**Task statement**. Go over the listing below line by line, and return each one holding the string "nebo".

**Records to use**.

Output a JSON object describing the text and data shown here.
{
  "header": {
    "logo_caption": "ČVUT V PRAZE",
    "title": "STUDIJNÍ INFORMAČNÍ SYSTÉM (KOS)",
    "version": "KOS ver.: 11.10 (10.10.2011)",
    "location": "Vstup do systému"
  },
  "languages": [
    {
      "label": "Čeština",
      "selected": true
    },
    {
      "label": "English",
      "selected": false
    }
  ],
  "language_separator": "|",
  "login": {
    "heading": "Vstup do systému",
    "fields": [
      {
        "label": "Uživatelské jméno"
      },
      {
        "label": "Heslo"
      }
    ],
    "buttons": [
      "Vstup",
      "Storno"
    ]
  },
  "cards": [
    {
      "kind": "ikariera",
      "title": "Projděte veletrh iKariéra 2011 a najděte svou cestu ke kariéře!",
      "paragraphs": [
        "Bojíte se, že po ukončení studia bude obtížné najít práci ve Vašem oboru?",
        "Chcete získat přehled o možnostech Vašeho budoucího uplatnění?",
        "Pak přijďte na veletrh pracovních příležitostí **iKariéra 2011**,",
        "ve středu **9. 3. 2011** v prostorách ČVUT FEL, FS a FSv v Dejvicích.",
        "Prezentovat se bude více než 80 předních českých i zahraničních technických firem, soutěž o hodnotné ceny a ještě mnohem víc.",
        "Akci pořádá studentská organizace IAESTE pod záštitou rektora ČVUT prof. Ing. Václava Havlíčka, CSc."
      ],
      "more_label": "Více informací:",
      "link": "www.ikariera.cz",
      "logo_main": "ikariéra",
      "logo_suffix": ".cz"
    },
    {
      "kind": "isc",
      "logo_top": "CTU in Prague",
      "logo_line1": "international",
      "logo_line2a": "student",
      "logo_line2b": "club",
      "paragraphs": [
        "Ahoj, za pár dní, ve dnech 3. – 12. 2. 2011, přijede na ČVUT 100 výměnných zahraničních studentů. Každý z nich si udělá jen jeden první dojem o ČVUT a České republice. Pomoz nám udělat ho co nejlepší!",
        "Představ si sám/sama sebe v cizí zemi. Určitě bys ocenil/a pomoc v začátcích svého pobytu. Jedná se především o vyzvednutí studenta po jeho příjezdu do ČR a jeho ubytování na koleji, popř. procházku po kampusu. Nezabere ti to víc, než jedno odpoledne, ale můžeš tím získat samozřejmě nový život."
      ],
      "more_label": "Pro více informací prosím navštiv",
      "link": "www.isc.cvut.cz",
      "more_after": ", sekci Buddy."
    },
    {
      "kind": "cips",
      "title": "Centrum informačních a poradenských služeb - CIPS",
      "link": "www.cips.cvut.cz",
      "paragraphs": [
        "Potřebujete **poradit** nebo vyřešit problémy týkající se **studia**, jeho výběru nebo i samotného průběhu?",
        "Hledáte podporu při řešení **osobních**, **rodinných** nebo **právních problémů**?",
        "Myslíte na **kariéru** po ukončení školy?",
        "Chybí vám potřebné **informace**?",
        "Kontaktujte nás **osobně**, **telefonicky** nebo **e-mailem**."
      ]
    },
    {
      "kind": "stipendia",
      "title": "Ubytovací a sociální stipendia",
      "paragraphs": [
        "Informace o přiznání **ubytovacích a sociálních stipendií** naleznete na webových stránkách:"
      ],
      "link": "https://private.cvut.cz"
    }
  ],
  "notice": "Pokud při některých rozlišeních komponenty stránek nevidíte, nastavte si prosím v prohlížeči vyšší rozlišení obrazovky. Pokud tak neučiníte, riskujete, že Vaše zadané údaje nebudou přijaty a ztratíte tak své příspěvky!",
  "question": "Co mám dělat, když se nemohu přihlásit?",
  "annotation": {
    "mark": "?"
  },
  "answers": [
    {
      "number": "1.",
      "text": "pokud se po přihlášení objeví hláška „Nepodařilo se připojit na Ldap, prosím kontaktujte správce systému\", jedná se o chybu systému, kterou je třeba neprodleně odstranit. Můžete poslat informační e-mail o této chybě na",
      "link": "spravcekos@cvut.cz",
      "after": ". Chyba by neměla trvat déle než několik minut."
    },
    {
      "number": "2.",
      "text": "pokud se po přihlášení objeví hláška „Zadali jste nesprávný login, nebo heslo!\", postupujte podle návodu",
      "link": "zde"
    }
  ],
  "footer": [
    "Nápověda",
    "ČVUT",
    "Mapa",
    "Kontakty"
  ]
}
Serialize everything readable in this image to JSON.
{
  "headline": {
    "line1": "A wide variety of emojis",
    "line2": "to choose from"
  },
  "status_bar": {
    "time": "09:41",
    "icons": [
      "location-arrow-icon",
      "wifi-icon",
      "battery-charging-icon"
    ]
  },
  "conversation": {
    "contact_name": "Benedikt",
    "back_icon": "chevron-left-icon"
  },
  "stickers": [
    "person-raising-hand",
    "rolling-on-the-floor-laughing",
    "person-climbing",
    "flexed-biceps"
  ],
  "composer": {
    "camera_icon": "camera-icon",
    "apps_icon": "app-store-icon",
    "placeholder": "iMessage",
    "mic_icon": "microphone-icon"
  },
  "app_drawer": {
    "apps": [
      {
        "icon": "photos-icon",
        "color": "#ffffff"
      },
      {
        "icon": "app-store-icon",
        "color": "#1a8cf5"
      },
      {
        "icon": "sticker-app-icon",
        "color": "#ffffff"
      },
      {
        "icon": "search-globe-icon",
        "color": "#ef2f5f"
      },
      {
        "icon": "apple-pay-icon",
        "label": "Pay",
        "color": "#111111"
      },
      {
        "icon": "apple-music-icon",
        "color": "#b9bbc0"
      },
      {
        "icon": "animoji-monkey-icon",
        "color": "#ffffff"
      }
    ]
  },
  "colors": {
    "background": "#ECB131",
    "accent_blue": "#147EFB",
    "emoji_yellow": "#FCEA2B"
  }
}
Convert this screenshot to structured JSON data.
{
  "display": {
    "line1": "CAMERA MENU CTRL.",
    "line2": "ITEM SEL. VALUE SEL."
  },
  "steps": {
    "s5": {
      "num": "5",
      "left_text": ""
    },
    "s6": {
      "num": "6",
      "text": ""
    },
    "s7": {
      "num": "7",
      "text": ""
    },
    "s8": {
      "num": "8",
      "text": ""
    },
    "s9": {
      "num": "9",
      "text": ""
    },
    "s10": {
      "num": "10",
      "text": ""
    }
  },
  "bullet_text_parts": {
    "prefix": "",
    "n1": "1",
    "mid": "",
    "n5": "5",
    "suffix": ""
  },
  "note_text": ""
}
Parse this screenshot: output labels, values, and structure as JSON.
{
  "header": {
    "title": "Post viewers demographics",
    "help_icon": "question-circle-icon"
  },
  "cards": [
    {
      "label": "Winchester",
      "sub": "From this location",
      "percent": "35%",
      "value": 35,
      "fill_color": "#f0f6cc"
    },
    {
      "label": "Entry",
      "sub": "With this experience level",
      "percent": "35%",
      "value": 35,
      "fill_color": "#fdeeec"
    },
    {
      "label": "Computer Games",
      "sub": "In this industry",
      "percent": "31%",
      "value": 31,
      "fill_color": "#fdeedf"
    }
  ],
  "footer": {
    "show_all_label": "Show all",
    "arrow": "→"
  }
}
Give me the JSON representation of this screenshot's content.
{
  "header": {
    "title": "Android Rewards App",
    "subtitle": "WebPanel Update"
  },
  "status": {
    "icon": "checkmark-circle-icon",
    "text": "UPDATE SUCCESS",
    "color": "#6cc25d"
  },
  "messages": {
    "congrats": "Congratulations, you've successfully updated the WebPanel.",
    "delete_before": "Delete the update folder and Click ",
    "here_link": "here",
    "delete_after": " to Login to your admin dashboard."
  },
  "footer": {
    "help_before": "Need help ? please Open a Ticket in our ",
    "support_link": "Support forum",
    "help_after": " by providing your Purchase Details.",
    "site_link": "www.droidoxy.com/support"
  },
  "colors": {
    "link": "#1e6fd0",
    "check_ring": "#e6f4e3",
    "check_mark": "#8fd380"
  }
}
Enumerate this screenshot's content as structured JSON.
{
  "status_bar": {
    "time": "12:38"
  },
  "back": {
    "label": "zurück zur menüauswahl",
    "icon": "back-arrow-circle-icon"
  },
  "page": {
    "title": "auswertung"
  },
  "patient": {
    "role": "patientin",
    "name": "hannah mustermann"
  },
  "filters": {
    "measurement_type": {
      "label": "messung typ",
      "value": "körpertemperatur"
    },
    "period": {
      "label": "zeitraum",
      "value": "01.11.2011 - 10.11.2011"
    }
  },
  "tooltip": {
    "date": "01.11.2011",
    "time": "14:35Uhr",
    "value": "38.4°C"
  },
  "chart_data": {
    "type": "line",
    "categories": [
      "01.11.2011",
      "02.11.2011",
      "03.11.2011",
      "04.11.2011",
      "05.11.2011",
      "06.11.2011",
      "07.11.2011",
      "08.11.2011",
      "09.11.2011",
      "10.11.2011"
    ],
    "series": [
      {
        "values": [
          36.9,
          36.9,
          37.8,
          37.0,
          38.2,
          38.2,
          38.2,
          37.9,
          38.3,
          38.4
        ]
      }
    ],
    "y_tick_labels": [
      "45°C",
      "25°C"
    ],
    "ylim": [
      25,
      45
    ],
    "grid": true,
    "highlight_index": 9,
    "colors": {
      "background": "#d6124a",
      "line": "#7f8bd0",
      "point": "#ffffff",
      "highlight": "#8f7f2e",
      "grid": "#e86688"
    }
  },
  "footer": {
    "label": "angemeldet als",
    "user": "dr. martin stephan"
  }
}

**Task response**.
        "Potřebujete **poradit** nebo vyřešit problémy týkající se **studia**, jeho výběru nebo i samotného průběhu?",
        "Hledáte podporu při řešení **osobních**, **rodinných** nebo **právních problémů**?",
        "Kontaktujte nás **osobně**, **telefonicky** nebo **e-mailem**."
      "text": "pokud se po přihlášení objeví hláška „Zadali jste nesprávný login, nebo heslo!\", postupujte podle návodu",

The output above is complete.